# What the exercise asks:
Copy every line from the records that holds the word "annotation".

# Listed entries:
....................
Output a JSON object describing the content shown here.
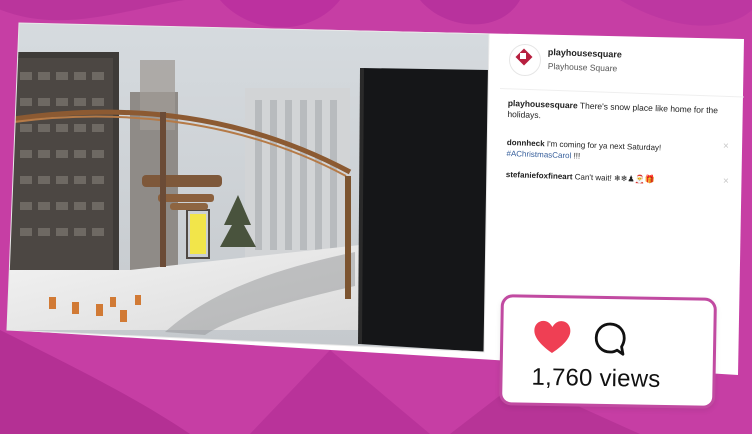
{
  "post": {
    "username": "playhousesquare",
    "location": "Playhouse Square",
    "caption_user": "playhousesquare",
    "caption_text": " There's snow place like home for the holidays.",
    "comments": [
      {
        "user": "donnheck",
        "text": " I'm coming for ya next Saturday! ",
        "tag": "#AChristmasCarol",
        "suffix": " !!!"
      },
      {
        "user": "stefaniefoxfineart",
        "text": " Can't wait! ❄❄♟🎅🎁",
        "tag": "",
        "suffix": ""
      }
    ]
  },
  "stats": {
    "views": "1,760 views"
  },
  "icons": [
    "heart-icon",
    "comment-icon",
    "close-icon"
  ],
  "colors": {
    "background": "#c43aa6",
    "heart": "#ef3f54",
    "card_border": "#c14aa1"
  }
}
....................
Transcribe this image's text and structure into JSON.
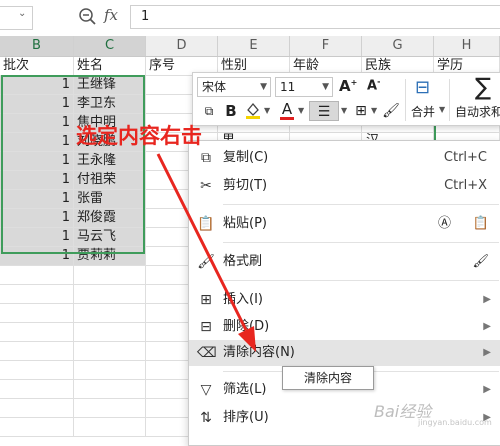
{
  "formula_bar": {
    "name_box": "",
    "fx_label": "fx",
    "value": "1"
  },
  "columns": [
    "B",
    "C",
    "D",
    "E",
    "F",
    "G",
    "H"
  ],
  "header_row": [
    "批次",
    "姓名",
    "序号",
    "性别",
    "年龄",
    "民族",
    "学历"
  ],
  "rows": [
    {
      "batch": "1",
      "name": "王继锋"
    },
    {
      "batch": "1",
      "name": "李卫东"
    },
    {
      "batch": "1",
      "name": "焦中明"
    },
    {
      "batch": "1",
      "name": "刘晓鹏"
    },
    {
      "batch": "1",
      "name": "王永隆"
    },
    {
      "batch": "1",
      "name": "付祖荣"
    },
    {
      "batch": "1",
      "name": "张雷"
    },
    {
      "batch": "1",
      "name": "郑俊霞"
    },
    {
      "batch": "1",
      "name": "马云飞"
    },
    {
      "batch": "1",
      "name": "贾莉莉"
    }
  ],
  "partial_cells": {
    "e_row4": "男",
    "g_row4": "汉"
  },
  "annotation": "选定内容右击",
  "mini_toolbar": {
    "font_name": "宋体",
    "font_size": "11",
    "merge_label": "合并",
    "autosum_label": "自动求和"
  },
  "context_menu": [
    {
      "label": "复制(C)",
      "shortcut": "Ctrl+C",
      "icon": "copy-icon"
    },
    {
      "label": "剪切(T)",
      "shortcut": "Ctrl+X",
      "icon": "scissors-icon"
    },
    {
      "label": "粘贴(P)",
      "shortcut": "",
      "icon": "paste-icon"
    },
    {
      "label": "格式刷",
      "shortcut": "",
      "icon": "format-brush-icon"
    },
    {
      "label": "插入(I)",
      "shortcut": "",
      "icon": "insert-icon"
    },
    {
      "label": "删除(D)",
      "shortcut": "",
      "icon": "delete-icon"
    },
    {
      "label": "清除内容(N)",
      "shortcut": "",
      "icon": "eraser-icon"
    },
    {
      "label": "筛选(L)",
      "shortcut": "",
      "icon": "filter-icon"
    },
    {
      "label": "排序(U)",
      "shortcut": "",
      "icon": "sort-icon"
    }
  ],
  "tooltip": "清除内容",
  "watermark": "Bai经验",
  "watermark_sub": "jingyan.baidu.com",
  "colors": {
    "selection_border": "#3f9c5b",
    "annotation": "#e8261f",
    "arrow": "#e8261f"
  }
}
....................
# Expected answer:
  "annotation": "选定内容右击",
    "annotation": "#e8261f",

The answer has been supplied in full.